9 reasons to be optimistic about the economy and markets 💪
Massive forces are preventing a sure-thing recession 📊
Most experts appear to be pretty bearish about the stock market and the economy right now, with many expecting an economic downturn to lead to deteriorating earnings, which in turn could be bad for stock prices.
This sentiment can largely be explained by the fact that inflation remains troublingly high, which suggests we’ll have a protracted period of tight monetary policy.
But economic and earnings recessions are not sure things. And there are plenty of reasons to believe that any downturn would be mild.
Below are nine reasons to be optimistic. I’m gonna start by revisiting the three massive economic tailwinds I can’t stop thinking about.
1. Demand for labor is very strong
According to BLS data released Wednesday, U.S. employers had 10.46 million job openings listed in November, down modestly from 10.51 million openings in October.
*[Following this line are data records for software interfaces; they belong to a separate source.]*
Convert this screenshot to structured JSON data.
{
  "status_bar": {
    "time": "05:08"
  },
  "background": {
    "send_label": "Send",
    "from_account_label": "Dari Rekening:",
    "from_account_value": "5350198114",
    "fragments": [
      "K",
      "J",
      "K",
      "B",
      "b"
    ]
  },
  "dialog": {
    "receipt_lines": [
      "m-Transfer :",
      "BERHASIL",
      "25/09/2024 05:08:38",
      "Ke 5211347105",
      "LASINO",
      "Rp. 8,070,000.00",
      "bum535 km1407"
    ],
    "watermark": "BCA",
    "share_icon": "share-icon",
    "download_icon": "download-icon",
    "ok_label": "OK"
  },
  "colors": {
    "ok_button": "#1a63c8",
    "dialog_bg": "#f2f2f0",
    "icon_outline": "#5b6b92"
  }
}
While openings are below the record high of 11.85 million in March, they remain well above pre-pandemic levels.
During the period, there were 6.01 million people unemployed. That means there were 1.74 job openings per unemployed person in November. This is down from 1.99 in March, but it still suggests there are lots of opportunities out there for job seekers.
The elevated number of job openings explain everything happening in the economy right now, including why demand has been holding up and why wages have yet to cool.
Some people question whether all these job openings are legitimate. While there is certainly some merit to this concern, all the evidence suggests there are many more openings than available workers.
For more, read: “How job openings explain everything in the economy and the markets right now 📋“ and “Were there really twice as many job openings as unemployed people? 🤨.”
2. Consumer finances are very strong
Consumers are still sitting on about $1 trillion in estimated excess savings — the extra cash consumers have piled up since February 2020, thanks to a combination of government financial support and limited spending options during the pandemic.
Excess savings are down from 2021 highs, but they still represent months of extra spending power. That’s a big deal, as personal consumption expenditures represent about 71% of GDP.
While the wealthiest consumers accumulated the bulk of these savings, BofA card data through November shows even lower-income consumers continue to sit on checking- and savings-account balances that are well above pre-pandemic levels.
For more, read: “Consumer finances are in remarkably good shape 💰.“
3. Businesses are investing at a near-record rate
Orders for nondefense capital goods excluding aircraft — a.k.a. core capex or business investment — climbed to a near-record $75.2 billion in November.
What exactly is this stuff? It’s all the expensive equipment your company buys so that you and your coworkers can produce the goods and services you sell.
And to be clear, these are orders, which can be canceled. This stuff hasn’t even shipped yet. If the economy were barreling toward a recession, these numbers would not be this high.
For more, read: “Why the recession we may or may not be heading for won't be that bad 💪“ and “Businesses are investing in themselves at a record rate 📈.“
Keep reading with a 7-day free trial
Subscribe to TKer by Sam Ro to keep reading this post and get 7 days of free access to the full post archives.